change tracking feature is only available in the Enterprise Edition and
Developer edition. Once a table in a database is enabled for change data
capture all changes to that table are tracked by storing changes in a change
table. The change table will contain one record for every INSERT that can be
used to identify column values for the inserted records. Each time a DELETE is
performed the change table will contain one record for each DELETE that will
show the values in each column prior to the DELETE. When an UPDATE is
preformed, against a change data capture enabled table, two records will be
created in the change table, one with the updated column values and one with
the original column values. By using change data capture, you can track
changes that have occurred over time to your table. This kind of functionality
is useful for applications, like a data warehouse load process that need to
identify changes so they can correctly apply updates to track historical
changes over time.

What New Feature Do You Need?

Hopefully this list of features has given you some ideas on
what you can leverage to improve your SQL Server environment. As you move
forward with your SQL Server 2008 planning you can use these new features or
enhancements to help justify your migration to this new version of SQL Server.
I think Microsoft has done a good job of providing a feature rich version of
SQL Server. Hopefully your organization can take advantage of some of these
new features in the not too distant future.

»


See All Articles by Columnist
Gregory A. Larsen

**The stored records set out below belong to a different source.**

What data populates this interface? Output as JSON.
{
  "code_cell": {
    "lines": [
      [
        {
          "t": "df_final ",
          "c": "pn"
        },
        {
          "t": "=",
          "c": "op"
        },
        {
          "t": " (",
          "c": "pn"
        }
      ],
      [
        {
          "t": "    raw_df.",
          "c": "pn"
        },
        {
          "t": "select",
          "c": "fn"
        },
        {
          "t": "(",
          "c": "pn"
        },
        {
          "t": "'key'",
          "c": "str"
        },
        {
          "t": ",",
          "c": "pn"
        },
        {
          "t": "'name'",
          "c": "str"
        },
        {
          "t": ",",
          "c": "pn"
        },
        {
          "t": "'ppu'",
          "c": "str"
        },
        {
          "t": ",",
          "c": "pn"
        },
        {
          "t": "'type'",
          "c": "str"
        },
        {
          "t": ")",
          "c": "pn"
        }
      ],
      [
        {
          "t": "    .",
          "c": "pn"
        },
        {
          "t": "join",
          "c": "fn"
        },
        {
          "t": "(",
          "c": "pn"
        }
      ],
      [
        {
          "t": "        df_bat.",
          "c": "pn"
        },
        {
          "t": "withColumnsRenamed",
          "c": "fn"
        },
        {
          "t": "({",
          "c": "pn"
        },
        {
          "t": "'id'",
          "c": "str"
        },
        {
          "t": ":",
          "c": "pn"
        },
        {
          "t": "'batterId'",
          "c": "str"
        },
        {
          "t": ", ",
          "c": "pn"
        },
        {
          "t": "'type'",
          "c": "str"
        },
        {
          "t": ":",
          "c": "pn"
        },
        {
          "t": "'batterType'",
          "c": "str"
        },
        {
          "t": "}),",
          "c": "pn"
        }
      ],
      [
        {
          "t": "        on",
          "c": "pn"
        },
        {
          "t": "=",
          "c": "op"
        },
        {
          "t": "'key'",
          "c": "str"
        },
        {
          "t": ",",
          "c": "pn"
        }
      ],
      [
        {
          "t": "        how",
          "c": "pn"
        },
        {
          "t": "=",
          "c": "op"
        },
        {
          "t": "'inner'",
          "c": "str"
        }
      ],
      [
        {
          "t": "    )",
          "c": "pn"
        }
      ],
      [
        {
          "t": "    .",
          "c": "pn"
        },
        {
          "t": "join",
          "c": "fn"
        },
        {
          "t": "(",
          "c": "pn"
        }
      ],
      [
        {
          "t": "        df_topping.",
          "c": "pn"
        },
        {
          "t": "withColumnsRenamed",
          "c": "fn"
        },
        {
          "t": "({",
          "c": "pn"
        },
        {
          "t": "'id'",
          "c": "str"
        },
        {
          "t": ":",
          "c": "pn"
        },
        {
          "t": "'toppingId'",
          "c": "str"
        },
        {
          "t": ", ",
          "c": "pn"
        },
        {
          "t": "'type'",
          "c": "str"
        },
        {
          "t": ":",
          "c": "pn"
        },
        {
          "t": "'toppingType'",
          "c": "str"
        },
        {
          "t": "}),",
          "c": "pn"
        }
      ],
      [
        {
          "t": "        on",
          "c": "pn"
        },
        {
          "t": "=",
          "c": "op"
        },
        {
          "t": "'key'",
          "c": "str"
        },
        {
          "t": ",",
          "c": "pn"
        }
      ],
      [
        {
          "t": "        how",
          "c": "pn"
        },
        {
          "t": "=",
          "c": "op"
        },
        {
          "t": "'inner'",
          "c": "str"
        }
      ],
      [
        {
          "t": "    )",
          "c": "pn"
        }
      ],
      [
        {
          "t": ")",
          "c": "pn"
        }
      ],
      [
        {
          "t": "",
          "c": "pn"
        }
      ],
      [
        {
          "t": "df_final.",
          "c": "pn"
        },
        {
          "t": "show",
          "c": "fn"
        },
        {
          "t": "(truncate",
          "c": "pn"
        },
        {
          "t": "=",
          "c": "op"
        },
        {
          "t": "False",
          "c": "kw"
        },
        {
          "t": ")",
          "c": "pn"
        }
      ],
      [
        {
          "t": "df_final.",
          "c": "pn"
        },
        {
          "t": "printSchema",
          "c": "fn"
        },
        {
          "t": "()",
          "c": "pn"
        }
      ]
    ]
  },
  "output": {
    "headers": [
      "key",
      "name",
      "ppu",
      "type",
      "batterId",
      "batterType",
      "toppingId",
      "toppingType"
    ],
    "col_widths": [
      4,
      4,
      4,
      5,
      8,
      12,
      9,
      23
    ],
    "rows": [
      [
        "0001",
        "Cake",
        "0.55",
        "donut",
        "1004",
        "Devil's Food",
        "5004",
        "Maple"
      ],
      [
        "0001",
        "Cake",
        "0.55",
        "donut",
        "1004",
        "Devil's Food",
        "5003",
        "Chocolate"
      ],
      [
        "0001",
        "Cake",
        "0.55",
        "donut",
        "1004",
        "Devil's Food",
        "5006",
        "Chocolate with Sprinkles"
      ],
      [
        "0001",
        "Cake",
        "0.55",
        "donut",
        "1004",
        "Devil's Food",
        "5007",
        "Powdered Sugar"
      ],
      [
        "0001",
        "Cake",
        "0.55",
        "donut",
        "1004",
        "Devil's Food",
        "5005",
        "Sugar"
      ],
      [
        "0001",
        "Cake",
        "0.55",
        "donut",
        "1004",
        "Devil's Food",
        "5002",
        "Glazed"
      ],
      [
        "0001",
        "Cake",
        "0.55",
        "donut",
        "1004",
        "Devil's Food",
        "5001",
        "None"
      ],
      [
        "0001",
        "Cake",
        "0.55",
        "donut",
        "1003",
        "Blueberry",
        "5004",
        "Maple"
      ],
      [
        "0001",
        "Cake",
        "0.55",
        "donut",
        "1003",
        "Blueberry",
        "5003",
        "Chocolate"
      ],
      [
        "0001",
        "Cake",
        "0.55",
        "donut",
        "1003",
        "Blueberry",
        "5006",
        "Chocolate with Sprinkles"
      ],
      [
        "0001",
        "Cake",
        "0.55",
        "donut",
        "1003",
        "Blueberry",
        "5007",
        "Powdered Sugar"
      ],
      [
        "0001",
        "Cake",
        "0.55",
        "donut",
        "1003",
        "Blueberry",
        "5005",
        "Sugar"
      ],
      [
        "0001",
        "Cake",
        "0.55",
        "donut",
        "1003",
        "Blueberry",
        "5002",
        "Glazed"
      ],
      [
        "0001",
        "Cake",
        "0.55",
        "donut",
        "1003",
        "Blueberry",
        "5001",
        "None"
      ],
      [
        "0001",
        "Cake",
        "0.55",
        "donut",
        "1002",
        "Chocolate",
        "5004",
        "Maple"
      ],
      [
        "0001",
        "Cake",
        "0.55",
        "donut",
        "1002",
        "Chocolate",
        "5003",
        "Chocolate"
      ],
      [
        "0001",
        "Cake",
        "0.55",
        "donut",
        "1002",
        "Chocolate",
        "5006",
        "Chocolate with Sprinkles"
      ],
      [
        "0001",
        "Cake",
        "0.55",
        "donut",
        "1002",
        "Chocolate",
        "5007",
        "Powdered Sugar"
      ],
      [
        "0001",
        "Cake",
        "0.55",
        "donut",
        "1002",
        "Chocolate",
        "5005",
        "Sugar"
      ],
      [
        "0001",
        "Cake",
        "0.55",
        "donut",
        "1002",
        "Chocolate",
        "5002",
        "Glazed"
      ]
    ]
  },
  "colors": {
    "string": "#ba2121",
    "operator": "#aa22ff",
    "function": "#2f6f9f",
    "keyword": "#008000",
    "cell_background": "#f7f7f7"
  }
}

Gregory Larsen
Gregory Larsen
Gregory A. Larsen is a DBA at Washington State Department of Health (DOH). Greg is responsible for maintaining SQL Server and other database management software. Greg works with customers and developers to design and implement database changes, and solve database/application related problems. Greg builds homegrown solutions to simplify and streamline common database management tasks, such as capacity management.

Latest Articles